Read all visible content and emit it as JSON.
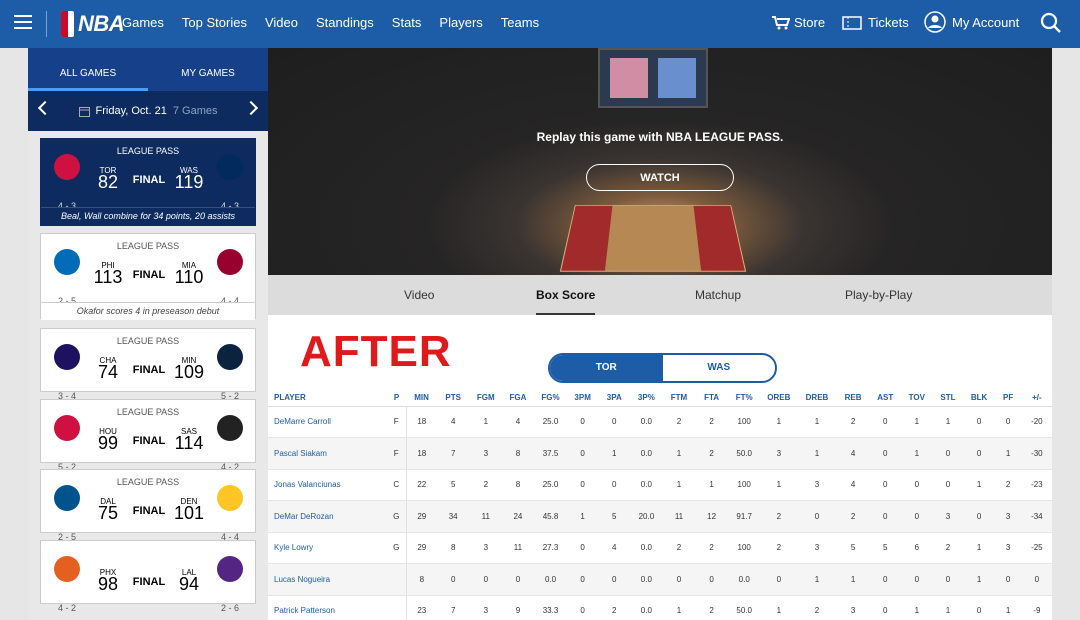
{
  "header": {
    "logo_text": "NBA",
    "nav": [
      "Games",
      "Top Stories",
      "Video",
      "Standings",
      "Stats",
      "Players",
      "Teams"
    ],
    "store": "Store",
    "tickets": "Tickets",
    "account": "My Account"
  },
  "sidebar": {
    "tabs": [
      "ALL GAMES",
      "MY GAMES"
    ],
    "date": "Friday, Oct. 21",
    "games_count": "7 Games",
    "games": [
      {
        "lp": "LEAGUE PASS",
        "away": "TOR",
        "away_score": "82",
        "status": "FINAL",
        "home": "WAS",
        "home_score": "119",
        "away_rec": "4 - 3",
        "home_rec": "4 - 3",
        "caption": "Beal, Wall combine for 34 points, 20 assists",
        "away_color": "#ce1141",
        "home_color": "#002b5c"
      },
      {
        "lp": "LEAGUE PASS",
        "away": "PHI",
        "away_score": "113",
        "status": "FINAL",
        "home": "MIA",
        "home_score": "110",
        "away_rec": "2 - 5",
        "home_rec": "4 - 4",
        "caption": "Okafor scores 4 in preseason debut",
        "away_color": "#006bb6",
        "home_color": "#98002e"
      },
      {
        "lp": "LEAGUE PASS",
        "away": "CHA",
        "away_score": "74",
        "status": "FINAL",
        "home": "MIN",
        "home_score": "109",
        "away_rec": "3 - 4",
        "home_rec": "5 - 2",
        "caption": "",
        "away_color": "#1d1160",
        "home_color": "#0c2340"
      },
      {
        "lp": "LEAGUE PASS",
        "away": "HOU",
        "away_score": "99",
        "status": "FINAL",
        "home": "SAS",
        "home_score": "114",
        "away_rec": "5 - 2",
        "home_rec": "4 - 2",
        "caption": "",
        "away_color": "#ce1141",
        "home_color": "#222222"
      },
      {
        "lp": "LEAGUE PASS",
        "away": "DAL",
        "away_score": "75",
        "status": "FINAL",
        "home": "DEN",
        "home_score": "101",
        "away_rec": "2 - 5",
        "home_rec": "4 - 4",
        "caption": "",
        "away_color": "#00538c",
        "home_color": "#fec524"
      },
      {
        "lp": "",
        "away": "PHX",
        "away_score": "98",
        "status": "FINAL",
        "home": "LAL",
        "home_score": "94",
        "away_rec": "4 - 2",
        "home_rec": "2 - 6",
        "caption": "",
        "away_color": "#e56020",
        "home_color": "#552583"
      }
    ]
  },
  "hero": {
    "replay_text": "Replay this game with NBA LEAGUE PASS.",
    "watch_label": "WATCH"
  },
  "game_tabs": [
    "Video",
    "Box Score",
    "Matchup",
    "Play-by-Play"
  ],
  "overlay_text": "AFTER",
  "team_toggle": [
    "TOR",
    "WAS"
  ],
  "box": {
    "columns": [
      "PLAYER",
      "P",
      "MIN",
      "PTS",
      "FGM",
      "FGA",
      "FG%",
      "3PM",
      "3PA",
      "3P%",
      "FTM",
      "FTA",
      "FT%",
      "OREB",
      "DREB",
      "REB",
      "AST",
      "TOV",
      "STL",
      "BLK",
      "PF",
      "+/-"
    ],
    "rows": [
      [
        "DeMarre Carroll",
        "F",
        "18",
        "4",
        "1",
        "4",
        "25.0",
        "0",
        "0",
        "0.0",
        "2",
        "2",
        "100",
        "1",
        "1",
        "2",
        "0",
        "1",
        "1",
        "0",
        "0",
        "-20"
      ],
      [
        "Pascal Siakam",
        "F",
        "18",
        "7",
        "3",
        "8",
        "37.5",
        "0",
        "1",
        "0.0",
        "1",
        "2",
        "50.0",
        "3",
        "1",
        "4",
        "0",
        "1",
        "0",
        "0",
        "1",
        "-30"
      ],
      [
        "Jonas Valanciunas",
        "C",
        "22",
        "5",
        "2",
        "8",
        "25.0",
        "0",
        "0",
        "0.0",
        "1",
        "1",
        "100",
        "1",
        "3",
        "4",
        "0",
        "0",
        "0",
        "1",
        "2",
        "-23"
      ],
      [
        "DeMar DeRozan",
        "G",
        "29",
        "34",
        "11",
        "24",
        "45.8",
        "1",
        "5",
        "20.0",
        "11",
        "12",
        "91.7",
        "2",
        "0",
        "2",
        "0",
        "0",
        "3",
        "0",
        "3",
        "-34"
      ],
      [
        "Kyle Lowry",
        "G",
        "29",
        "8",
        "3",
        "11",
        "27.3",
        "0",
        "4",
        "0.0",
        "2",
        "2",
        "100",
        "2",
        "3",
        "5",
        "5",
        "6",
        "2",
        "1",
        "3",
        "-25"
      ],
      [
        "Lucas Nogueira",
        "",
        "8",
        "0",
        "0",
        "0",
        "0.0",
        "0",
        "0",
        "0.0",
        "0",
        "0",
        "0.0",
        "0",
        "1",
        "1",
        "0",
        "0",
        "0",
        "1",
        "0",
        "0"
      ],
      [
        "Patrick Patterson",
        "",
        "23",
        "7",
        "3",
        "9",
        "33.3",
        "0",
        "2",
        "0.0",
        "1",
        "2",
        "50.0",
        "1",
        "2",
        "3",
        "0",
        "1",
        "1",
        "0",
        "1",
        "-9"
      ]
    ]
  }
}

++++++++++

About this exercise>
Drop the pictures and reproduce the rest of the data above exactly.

Exercise output>
Read all visible content and emit it as JSON.
{
  "header": {
    "logo_text": "NBA",
    "nav": [
      "Games",
      "Top Stories",
      "Video",
      "Standings",
      "Stats",
      "Players",
      "Teams"
    ],
    "store": "Store",
    "tickets": "Tickets",
    "account": "My Account"
  },
  "sidebar": {
    "tabs": [
      "ALL GAMES",
      "MY GAMES"
    ],
    "date": "Friday, Oct. 21",
    "games_count": "7 Games",
    "games": [
      {
        "lp": "LEAGUE PASS",
        "away": "TOR",
        "away_score": "82",
        "status": "FINAL",
        "home": "WAS",
        "home_score": "119",
        "away_rec": "4 - 3",
        "home_rec": "4 - 3",
        "caption": "Beal, Wall combine for 34 points, 20 assists",
        "away_color": "#ce1141",
        "home_color": "#002b5c"
      },
      {
        "lp": "LEAGUE PASS",
        "away": "PHI",
        "away_score": "113",
        "status": "FINAL",
        "home": "MIA",
        "home_score": "110",
        "away_rec": "2 - 5",
        "home_rec": "4 - 4",
        "caption": "Okafor scores 4 in preseason debut",
        "away_color": "#006bb6",
        "home_color": "#98002e"
      },
      {
        "lp": "LEAGUE PASS",
        "away": "CHA",
        "away_score": "74",
        "status": "FINAL",
        "home": "MIN",
        "home_score": "109",
        "away_rec": "3 - 4",
        "home_rec": "5 - 2",
        "caption": "",
        "away_color": "#1d1160",
        "home_color": "#0c2340"
      },
      {
        "lp": "LEAGUE PASS",
        "away": "HOU",
        "away_score": "99",
        "status": "FINAL",
        "home": "SAS",
        "home_score": "114",
        "away_rec": "5 - 2",
        "home_rec": "4 - 2",
        "caption": "",
        "away_color": "#ce1141",
        "home_color": "#222222"
      },
      {
        "lp": "LEAGUE PASS",
        "away": "DAL",
        "away_score": "75",
        "status": "FINAL",
        "home": "DEN",
        "home_score": "101",
        "away_rec": "2 - 5",
        "home_rec": "4 - 4",
        "caption": "",
        "away_color": "#00538c",
        "home_color": "#fec524"
      },
      {
        "lp": "",
        "away": "PHX",
        "away_score": "98",
        "status": "FINAL",
        "home": "LAL",
        "home_score": "94",
        "away_rec": "4 - 2",
        "home_rec": "2 - 6",
        "caption": "",
        "away_color": "#e56020",
        "home_color": "#552583"
      }
    ]
  },
  "hero": {
    "replay_text": "Replay this game with NBA LEAGUE PASS.",
    "watch_label": "WATCH"
  },
  "game_tabs": [
    "Video",
    "Box Score",
    "Matchup",
    "Play-by-Play"
  ],
  "overlay_text": "AFTER",
  "team_toggle": [
    "TOR",
    "WAS"
  ],
  "box": {
    "columns": [
      "PLAYER",
      "P",
      "MIN",
      "PTS",
      "FGM",
      "FGA",
      "FG%",
      "3PM",
      "3PA",
      "3P%",
      "FTM",
      "FTA",
      "FT%",
      "OREB",
      "DREB",
      "REB",
      "AST",
      "TOV",
      "STL",
      "BLK",
      "PF",
      "+/-"
    ],
    "rows": [
      [
        "DeMarre Carroll",
        "F",
        "18",
        "4",
        "1",
        "4",
        "25.0",
        "0",
        "0",
        "0.0",
        "2",
        "2",
        "100",
        "1",
        "1",
        "2",
        "0",
        "1",
        "1",
        "0",
        "0",
        "-20"
      ],
      [
        "Pascal Siakam",
        "F",
        "18",
        "7",
        "3",
        "8",
        "37.5",
        "0",
        "1",
        "0.0",
        "1",
        "2",
        "50.0",
        "3",
        "1",
        "4",
        "0",
        "1",
        "0",
        "0",
        "1",
        "-30"
      ],
      [
        "Jonas Valanciunas",
        "C",
        "22",
        "5",
        "2",
        "8",
        "25.0",
        "0",
        "0",
        "0.0",
        "1",
        "1",
        "100",
        "1",
        "3",
        "4",
        "0",
        "0",
        "0",
        "1",
        "2",
        "-23"
      ],
      [
        "DeMar DeRozan",
        "G",
        "29",
        "34",
        "11",
        "24",
        "45.8",
        "1",
        "5",
        "20.0",
        "11",
        "12",
        "91.7",
        "2",
        "0",
        "2",
        "0",
        "0",
        "3",
        "0",
        "3",
        "-34"
      ],
      [
        "Kyle Lowry",
        "G",
        "29",
        "8",
        "3",
        "11",
        "27.3",
        "0",
        "4",
        "0.0",
        "2",
        "2",
        "100",
        "2",
        "3",
        "5",
        "5",
        "6",
        "2",
        "1",
        "3",
        "-25"
      ],
      [
        "Lucas Nogueira",
        "",
        "8",
        "0",
        "0",
        "0",
        "0.0",
        "0",
        "0",
        "0.0",
        "0",
        "0",
        "0.0",
        "0",
        "1",
        "1",
        "0",
        "0",
        "0",
        "1",
        "0",
        "0"
      ],
      [
        "Patrick Patterson",
        "",
        "23",
        "7",
        "3",
        "9",
        "33.3",
        "0",
        "2",
        "0.0",
        "1",
        "2",
        "50.0",
        "1",
        "2",
        "3",
        "0",
        "1",
        "1",
        "0",
        "1",
        "-9"
      ]
    ]
  }
}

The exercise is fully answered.